RECORDS SHOWN:
==================================================

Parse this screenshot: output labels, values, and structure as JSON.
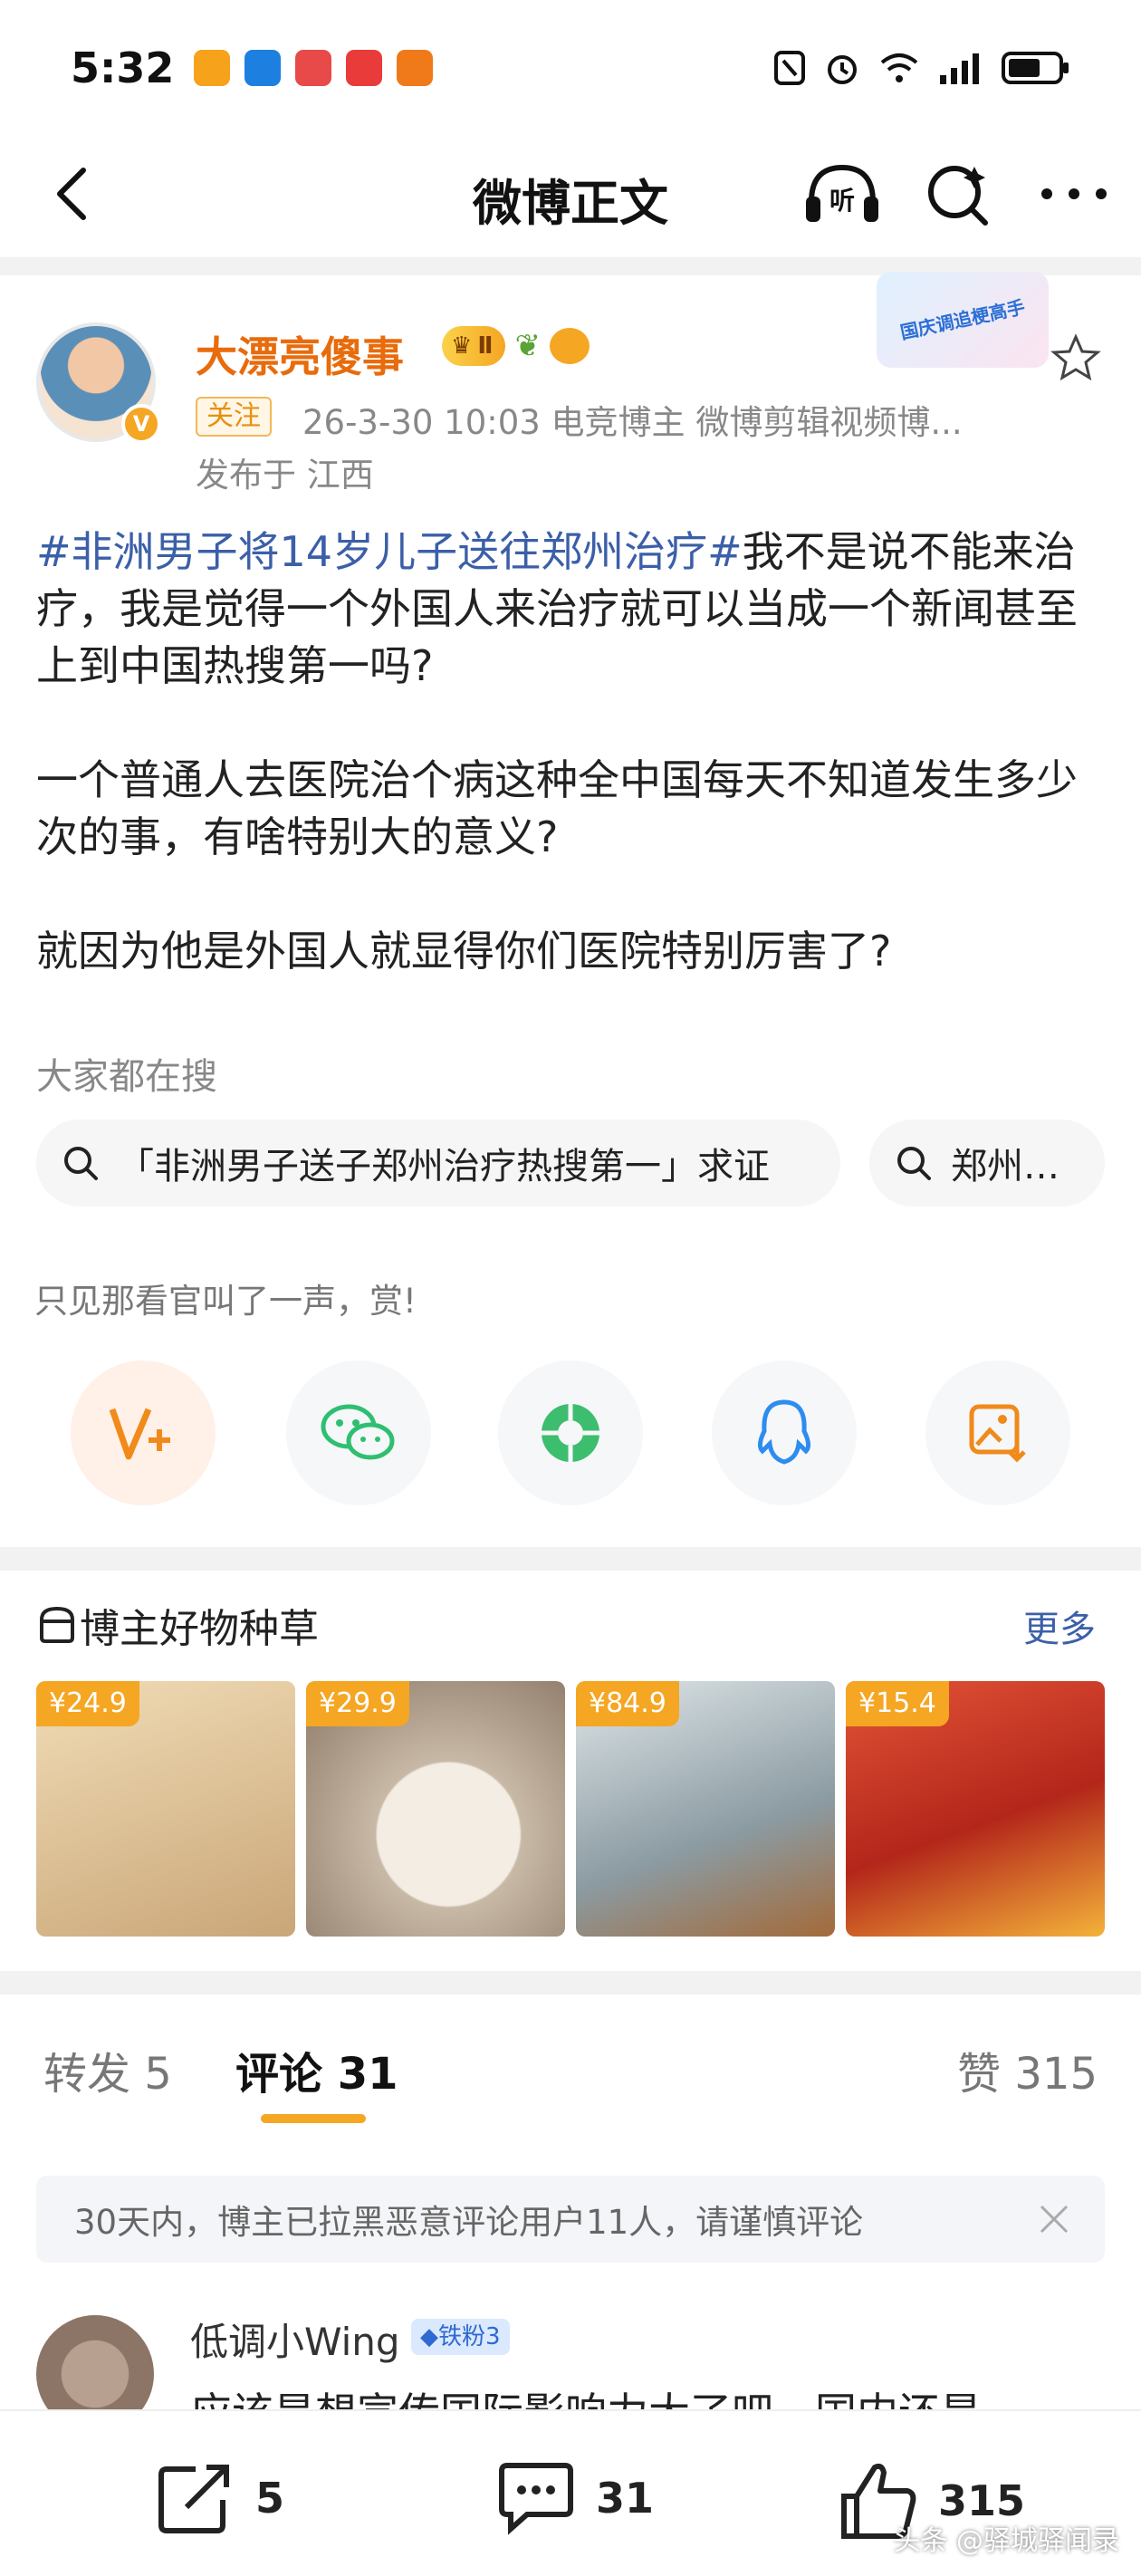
{
  "status_bar": {
    "time": "5:32"
  },
  "nav": {
    "title": "微博正文"
  },
  "post": {
    "username": "大漂亮傻事",
    "level_badge": "Ⅱ",
    "follow_label": "关注",
    "meta": "26-3-30 10:03  电竞博主 微博剪辑视频博...",
    "location": "发布于 江西",
    "event_badge": "国庆调追梗高手",
    "hashtag": "#非洲男子将14岁儿子送往郑州治疗#",
    "para1_rest": "我不是说不能来治疗，我是觉得一个外国人来治疗就可以当成一个新闻甚至上到中国热搜第一吗?",
    "para2": "一个普通人去医院治个病这种全中国每天不知道发生多少次的事，有啥特别大的意义?",
    "para3": "就因为他是外国人就显得你们医院特别厉害了?"
  },
  "hot_search": {
    "label": "大家都在搜",
    "chips": [
      "「非洲男子送子郑州治疗热搜第一」求证",
      "郑州…"
    ]
  },
  "reward": {
    "text": "只见那看官叫了一声，赏!"
  },
  "share_targets": [
    "vplus-icon",
    "wechat-icon",
    "moments-icon",
    "qq-icon",
    "save-image-icon"
  ],
  "products": {
    "title": "博主好物种草",
    "more": "更多",
    "items": [
      {
        "price": "¥24.9",
        "color": "#e9d2a9"
      },
      {
        "price": "¥29.9",
        "color": "#e8ddd0"
      },
      {
        "price": "¥84.9",
        "color": "#b7c4c9"
      },
      {
        "price": "¥15.4",
        "color": "#d84a2c"
      }
    ]
  },
  "tabs": {
    "repost": "转发 5",
    "comment": "评论 31",
    "like": "赞 315"
  },
  "notice": {
    "text": "30天内，博主已拉黑恶意评论用户11人，请谨慎评论"
  },
  "comment": {
    "user": "低调小Wing",
    "fan_badge": "◆铁粉3",
    "text": "应该是想宣传国际影响力大了吧，国内还是"
  },
  "bottom_bar": {
    "repost_count": "5",
    "comment_count": "31",
    "like_count": "315",
    "watermark": "头条 @驿城驿闻录"
  },
  "colors": {
    "accent": "#f5a623",
    "username": "#e86b0c",
    "link": "#3b5fa8"
  }
}
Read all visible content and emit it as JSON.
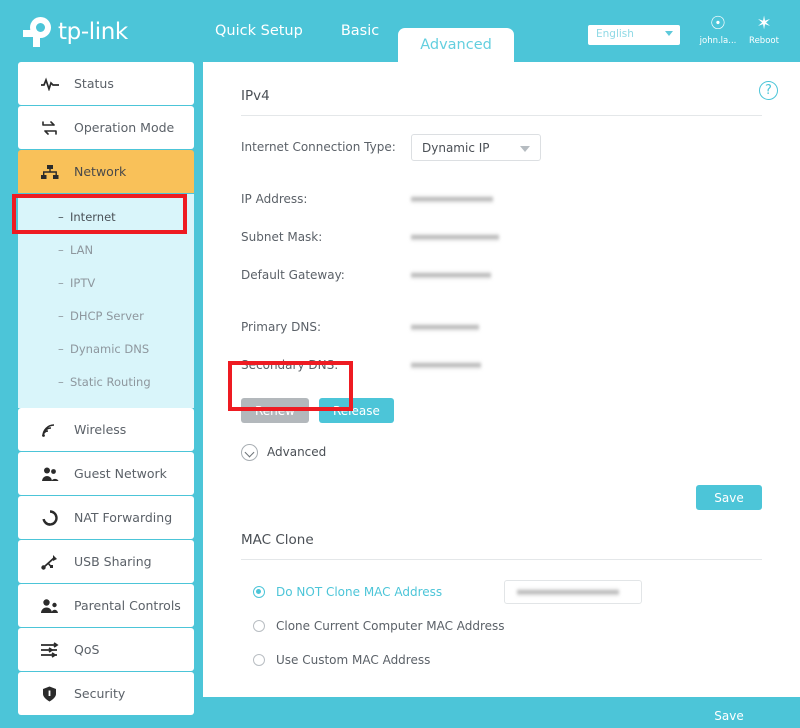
{
  "header": {
    "brand": "tp-link",
    "tabs": [
      {
        "label": "Quick Setup",
        "active": false
      },
      {
        "label": "Basic",
        "active": false
      },
      {
        "label": "Advanced",
        "active": true
      }
    ],
    "language": "English",
    "account_label": "john.la...",
    "account_icon": "user-location-icon",
    "reboot_label": "Reboot",
    "reboot_icon": "reboot-icon"
  },
  "sidebar": {
    "items": [
      {
        "label": "Status",
        "icon": "pulse-icon",
        "active": false
      },
      {
        "label": "Operation Mode",
        "icon": "swap-arrows-icon",
        "active": false
      },
      {
        "label": "Network",
        "icon": "sitemap-icon",
        "active": true
      }
    ],
    "submenu": [
      {
        "label": "Internet",
        "current": true
      },
      {
        "label": "LAN",
        "current": false
      },
      {
        "label": "IPTV",
        "current": false
      },
      {
        "label": "DHCP Server",
        "current": false
      },
      {
        "label": "Dynamic DNS",
        "current": false
      },
      {
        "label": "Static Routing",
        "current": false
      }
    ],
    "items_after": [
      {
        "label": "Wireless",
        "icon": "wifi-icon"
      },
      {
        "label": "Guest Network",
        "icon": "users-icon"
      },
      {
        "label": "NAT Forwarding",
        "icon": "refresh-circle-icon"
      },
      {
        "label": "USB Sharing",
        "icon": "usb-icon"
      },
      {
        "label": "Parental Controls",
        "icon": "parental-icon"
      },
      {
        "label": "QoS",
        "icon": "sliders-icon"
      },
      {
        "label": "Security",
        "icon": "shield-icon"
      }
    ]
  },
  "ipv4": {
    "title": "IPv4",
    "help_icon": "question-mark-icon",
    "connection_type_label": "Internet Connection Type:",
    "connection_type_value": "Dynamic IP",
    "fields": [
      {
        "label": "IP Address:",
        "value": ""
      },
      {
        "label": "Subnet Mask:",
        "value": ""
      },
      {
        "label": "Default Gateway:",
        "value": ""
      }
    ],
    "dns_fields": [
      {
        "label": "Primary DNS:",
        "value": ""
      },
      {
        "label": "Secondary DNS:",
        "value": ""
      }
    ],
    "renew_label": "Renew",
    "release_label": "Release",
    "advanced_label": "Advanced",
    "advanced_icon": "chevron-down-circle-icon",
    "save_label": "Save"
  },
  "mac_clone": {
    "title": "MAC Clone",
    "options": [
      {
        "label": "Do NOT Clone MAC Address",
        "selected": true
      },
      {
        "label": "Clone Current Computer MAC Address",
        "selected": false
      },
      {
        "label": "Use Custom MAC Address",
        "selected": false
      }
    ],
    "mac_value": "",
    "save_label": "Save"
  },
  "colors": {
    "brand_teal": "#4cc5d8",
    "active_orange": "#f9c159",
    "submenu_bg": "#d9f5fa",
    "annotation_red": "#ee1b22",
    "disabled_gray": "#b3b8bc"
  }
}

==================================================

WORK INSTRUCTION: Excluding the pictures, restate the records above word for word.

RESULT BELOW:
Parse this screenshot: output labels, values, and structure as JSON.
{
  "status_bar": {
    "time": "5:32"
  },
  "nav": {
    "title": "微博正文"
  },
  "post": {
    "username": "大漂亮傻事",
    "level_badge": "Ⅱ",
    "follow_label": "关注",
    "meta": "26-3-30 10:03  电竞博主 微博剪辑视频博...",
    "location": "发布于 江西",
    "event_badge": "国庆调追梗高手",
    "hashtag": "#非洲男子将14岁儿子送往郑州治疗#",
    "para1_rest": "我不是说不能来治疗，我是觉得一个外国人来治疗就可以当成一个新闻甚至上到中国热搜第一吗?",
    "para2": "一个普通人去医院治个病这种全中国每天不知道发生多少次的事，有啥特别大的意义?",
    "para3": "就因为他是外国人就显得你们医院特别厉害了?"
  },
  "hot_search": {
    "label": "大家都在搜",
    "chips": [
      "「非洲男子送子郑州治疗热搜第一」求证",
      "郑州…"
    ]
  },
  "reward": {
    "text": "只见那看官叫了一声，赏!"
  },
  "share_targets": [
    "vplus-icon",
    "wechat-icon",
    "moments-icon",
    "qq-icon",
    "save-image-icon"
  ],
  "products": {
    "title": "博主好物种草",
    "more": "更多",
    "items": [
      {
        "price": "¥24.9",
        "color": "#e9d2a9"
      },
      {
        "price": "¥29.9",
        "color": "#e8ddd0"
      },
      {
        "price": "¥84.9",
        "color": "#b7c4c9"
      },
      {
        "price": "¥15.4",
        "color": "#d84a2c"
      }
    ]
  },
  "tabs": {
    "repost": "转发 5",
    "comment": "评论 31",
    "like": "赞 315"
  },
  "notice": {
    "text": "30天内，博主已拉黑恶意评论用户11人，请谨慎评论"
  },
  "comment": {
    "user": "低调小Wing",
    "fan_badge": "◆铁粉3",
    "text": "应该是想宣传国际影响力大了吧，国内还是"
  },
  "bottom_bar": {
    "repost_count": "5",
    "comment_count": "31",
    "like_count": "315",
    "watermark": "头条 @驿城驿闻录"
  },
  "colors": {
    "accent": "#f5a623",
    "username": "#e86b0c",
    "link": "#3b5fa8"
  }
}
Read all visible content and emit it as JSON.
{
  "header": {
    "brand": "tp-link",
    "tabs": [
      {
        "label": "Quick Setup",
        "active": false
      },
      {
        "label": "Basic",
        "active": false
      },
      {
        "label": "Advanced",
        "active": true
      }
    ],
    "language": "English",
    "account_label": "john.la...",
    "account_icon": "user-location-icon",
    "reboot_label": "Reboot",
    "reboot_icon": "reboot-icon"
  },
  "sidebar": {
    "items": [
      {
        "label": "Status",
        "icon": "pulse-icon",
        "active": false
      },
      {
        "label": "Operation Mode",
        "icon": "swap-arrows-icon",
        "active": false
      },
      {
        "label": "Network",
        "icon": "sitemap-icon",
        "active": true
      }
    ],
    "submenu": [
      {
        "label": "Internet",
        "current": true
      },
      {
        "label": "LAN",
        "current": false
      },
      {
        "label": "IPTV",
        "current": false
      },
      {
        "label": "DHCP Server",
        "current": false
      },
      {
        "label": "Dynamic DNS",
        "current": false
      },
      {
        "label": "Static Routing",
        "current": false
      }
    ],
    "items_after": [
      {
        "label": "Wireless",
        "icon": "wifi-icon"
      },
      {
        "label": "Guest Network",
        "icon": "users-icon"
      },
      {
        "label": "NAT Forwarding",
        "icon": "refresh-circle-icon"
      },
      {
        "label": "USB Sharing",
        "icon": "usb-icon"
      },
      {
        "label": "Parental Controls",
        "icon": "parental-icon"
      },
      {
        "label": "QoS",
        "icon": "sliders-icon"
      },
      {
        "label": "Security",
        "icon": "shield-icon"
      }
    ]
  },
  "ipv4": {
    "title": "IPv4",
    "help_icon": "question-mark-icon",
    "connection_type_label": "Internet Connection Type:",
    "connection_type_value": "Dynamic IP",
    "fields": [
      {
        "label": "IP Address:",
        "value": ""
      },
      {
        "label": "Subnet Mask:",
        "value": ""
      },
      {
        "label": "Default Gateway:",
        "value": ""
      }
    ],
    "dns_fields": [
      {
        "label": "Primary DNS:",
        "value": ""
      },
      {
        "label": "Secondary DNS:",
        "value": ""
      }
    ],
    "renew_label": "Renew",
    "release_label": "Release",
    "advanced_label": "Advanced",
    "advanced_icon": "chevron-down-circle-icon",
    "save_label": "Save"
  },
  "mac_clone": {
    "title": "MAC Clone",
    "options": [
      {
        "label": "Do NOT Clone MAC Address",
        "selected": true
      },
      {
        "label": "Clone Current Computer MAC Address",
        "selected": false
      },
      {
        "label": "Use Custom MAC Address",
        "selected": false
      }
    ],
    "mac_value": "",
    "save_label": "Save"
  },
  "colors": {
    "brand_teal": "#4cc5d8",
    "active_orange": "#f9c159",
    "submenu_bg": "#d9f5fa",
    "annotation_red": "#ee1b22",
    "disabled_gray": "#b3b8bc"
  }
}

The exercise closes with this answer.